Your goal:
Each record is to be reproduced verbatim.

Dataset records:

::::

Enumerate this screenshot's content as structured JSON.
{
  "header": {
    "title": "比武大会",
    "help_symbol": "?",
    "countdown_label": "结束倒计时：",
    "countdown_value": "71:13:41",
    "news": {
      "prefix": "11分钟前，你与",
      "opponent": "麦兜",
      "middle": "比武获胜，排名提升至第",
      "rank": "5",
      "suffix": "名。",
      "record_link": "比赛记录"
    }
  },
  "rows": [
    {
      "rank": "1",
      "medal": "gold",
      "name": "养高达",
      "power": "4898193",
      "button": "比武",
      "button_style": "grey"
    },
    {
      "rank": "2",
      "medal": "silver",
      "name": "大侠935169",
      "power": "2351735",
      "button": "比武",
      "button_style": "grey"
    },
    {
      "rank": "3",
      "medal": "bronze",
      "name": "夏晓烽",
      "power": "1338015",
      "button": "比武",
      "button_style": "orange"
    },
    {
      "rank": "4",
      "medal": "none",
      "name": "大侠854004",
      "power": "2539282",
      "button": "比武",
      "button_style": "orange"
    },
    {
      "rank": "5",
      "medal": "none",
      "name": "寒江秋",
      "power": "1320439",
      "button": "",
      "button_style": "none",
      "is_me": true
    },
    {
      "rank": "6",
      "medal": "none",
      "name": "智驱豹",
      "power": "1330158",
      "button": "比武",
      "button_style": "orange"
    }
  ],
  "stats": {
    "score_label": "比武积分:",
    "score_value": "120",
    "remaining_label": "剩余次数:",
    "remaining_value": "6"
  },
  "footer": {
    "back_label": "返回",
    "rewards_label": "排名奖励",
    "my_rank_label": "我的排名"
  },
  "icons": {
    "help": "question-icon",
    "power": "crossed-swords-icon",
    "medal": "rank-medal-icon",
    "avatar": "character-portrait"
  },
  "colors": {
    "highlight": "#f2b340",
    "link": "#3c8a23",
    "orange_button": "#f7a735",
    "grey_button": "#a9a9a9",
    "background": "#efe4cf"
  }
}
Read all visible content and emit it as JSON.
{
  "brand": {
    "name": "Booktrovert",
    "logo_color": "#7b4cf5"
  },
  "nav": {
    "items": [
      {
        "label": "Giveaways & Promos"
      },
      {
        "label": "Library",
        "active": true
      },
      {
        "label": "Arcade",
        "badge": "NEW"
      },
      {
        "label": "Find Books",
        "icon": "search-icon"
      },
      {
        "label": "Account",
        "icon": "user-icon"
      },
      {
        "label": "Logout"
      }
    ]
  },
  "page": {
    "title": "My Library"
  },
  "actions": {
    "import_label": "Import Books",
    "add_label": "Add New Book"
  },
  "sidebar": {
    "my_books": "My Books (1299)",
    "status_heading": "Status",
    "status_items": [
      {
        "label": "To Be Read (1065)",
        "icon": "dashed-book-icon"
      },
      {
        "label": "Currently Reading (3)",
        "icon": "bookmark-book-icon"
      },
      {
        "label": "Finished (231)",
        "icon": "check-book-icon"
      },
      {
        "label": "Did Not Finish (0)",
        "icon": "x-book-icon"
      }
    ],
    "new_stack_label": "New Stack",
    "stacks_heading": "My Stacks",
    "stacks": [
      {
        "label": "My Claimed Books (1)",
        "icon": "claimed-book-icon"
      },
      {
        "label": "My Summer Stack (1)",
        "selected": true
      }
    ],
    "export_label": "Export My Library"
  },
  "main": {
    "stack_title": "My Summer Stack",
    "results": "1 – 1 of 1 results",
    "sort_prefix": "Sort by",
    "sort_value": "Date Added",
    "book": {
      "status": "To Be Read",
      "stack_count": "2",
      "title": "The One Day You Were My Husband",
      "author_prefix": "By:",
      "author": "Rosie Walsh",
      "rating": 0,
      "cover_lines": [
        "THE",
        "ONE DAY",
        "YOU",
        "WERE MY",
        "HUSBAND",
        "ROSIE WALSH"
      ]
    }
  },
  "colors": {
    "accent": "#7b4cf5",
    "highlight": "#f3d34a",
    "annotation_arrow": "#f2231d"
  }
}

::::

Task output:
Enumerate this screenshot's content as structured JSON.
{
  "header": {
    "title": "比武大会",
    "help_symbol": "?",
    "countdown_label": "结束倒计时：",
    "countdown_value": "71:13:41",
    "news": {
      "prefix": "11分钟前，你与",
      "opponent": "麦兜",
      "middle": "比武获胜，排名提升至第",
      "rank": "5",
      "suffix": "名。",
      "record_link": "比赛记录"
    }
  },
  "rows": [
    {
      "rank": "1",
      "medal": "gold",
      "name": "养高达",
      "power": "4898193",
      "button": "比武",
      "button_style": "grey"
    },
    {
      "rank": "2",
      "medal": "silver",
      "name": "大侠935169",
      "power": "2351735",
      "button": "比武",
      "button_style": "grey"
    },
    {
      "rank": "3",
      "medal": "bronze",
      "name": "夏晓烽",
      "power": "1338015",
      "button": "比武",
      "button_style": "orange"
    },
    {
      "rank": "4",
      "medal": "none",
      "name": "大侠854004",
      "power": "2539282",
      "button": "比武",
      "button_style": "orange"
    },
    {
      "rank": "5",
      "medal": "none",
      "name": "寒江秋",
      "power": "1320439",
      "button": "",
      "button_style": "none",
      "is_me": true
    },
    {
      "rank": "6",
      "medal": "none",
      "name": "智驱豹",
      "power": "1330158",
      "button": "比武",
      "button_style": "orange"
    }
  ],
  "stats": {
    "score_label": "比武积分:",
    "score_value": "120",
    "remaining_label": "剩余次数:",
    "remaining_value": "6"
  },
  "footer": {
    "back_label": "返回",
    "rewards_label": "排名奖励",
    "my_rank_label": "我的排名"
  },
  "icons": {
    "help": "question-icon",
    "power": "crossed-swords-icon",
    "medal": "rank-medal-icon",
    "avatar": "character-portrait"
  },
  "colors": {
    "highlight": "#f2b340",
    "link": "#3c8a23",
    "orange_button": "#f7a735",
    "grey_button": "#a9a9a9",
    "background": "#efe4cf"
  }
}
Read all visible content and emit it as JSON.
{
  "brand": {
    "name": "Booktrovert",
    "logo_color": "#7b4cf5"
  },
  "nav": {
    "items": [
      {
        "label": "Giveaways & Promos"
      },
      {
        "label": "Library",
        "active": true
      },
      {
        "label": "Arcade",
        "badge": "NEW"
      },
      {
        "label": "Find Books",
        "icon": "search-icon"
      },
      {
        "label": "Account",
        "icon": "user-icon"
      },
      {
        "label": "Logout"
      }
    ]
  },
  "page": {
    "title": "My Library"
  },
  "actions": {
    "import_label": "Import Books",
    "add_label": "Add New Book"
  },
  "sidebar": {
    "my_books": "My Books (1299)",
    "status_heading": "Status",
    "status_items": [
      {
        "label": "To Be Read (1065)",
        "icon": "dashed-book-icon"
      },
      {
        "label": "Currently Reading (3)",
        "icon": "bookmark-book-icon"
      },
      {
        "label": "Finished (231)",
        "icon": "check-book-icon"
      },
      {
        "label": "Did Not Finish (0)",
        "icon": "x-book-icon"
      }
    ],
    "new_stack_label": "New Stack",
    "stacks_heading": "My Stacks",
    "stacks": [
      {
        "label": "My Claimed Books (1)",
        "icon": "claimed-book-icon"
      },
      {
        "label": "My Summer Stack (1)",
        "selected": true
      }
    ],
    "export_label": "Export My Library"
  },
  "main": {
    "stack_title": "My Summer Stack",
    "results": "1 – 1 of 1 results",
    "sort_prefix": "Sort by",
    "sort_value": "Date Added",
    "book": {
      "status": "To Be Read",
      "stack_count": "2",
      "title": "The One Day You Were My Husband",
      "author_prefix": "By:",
      "author": "Rosie Walsh",
      "rating": 0,
      "cover_lines": [
        "THE",
        "ONE DAY",
        "YOU",
        "WERE MY",
        "HUSBAND",
        "ROSIE WALSH"
      ]
    }
  },
  "colors": {
    "accent": "#7b4cf5",
    "highlight": "#f3d34a",
    "annotation_arrow": "#f2231d"
  }
}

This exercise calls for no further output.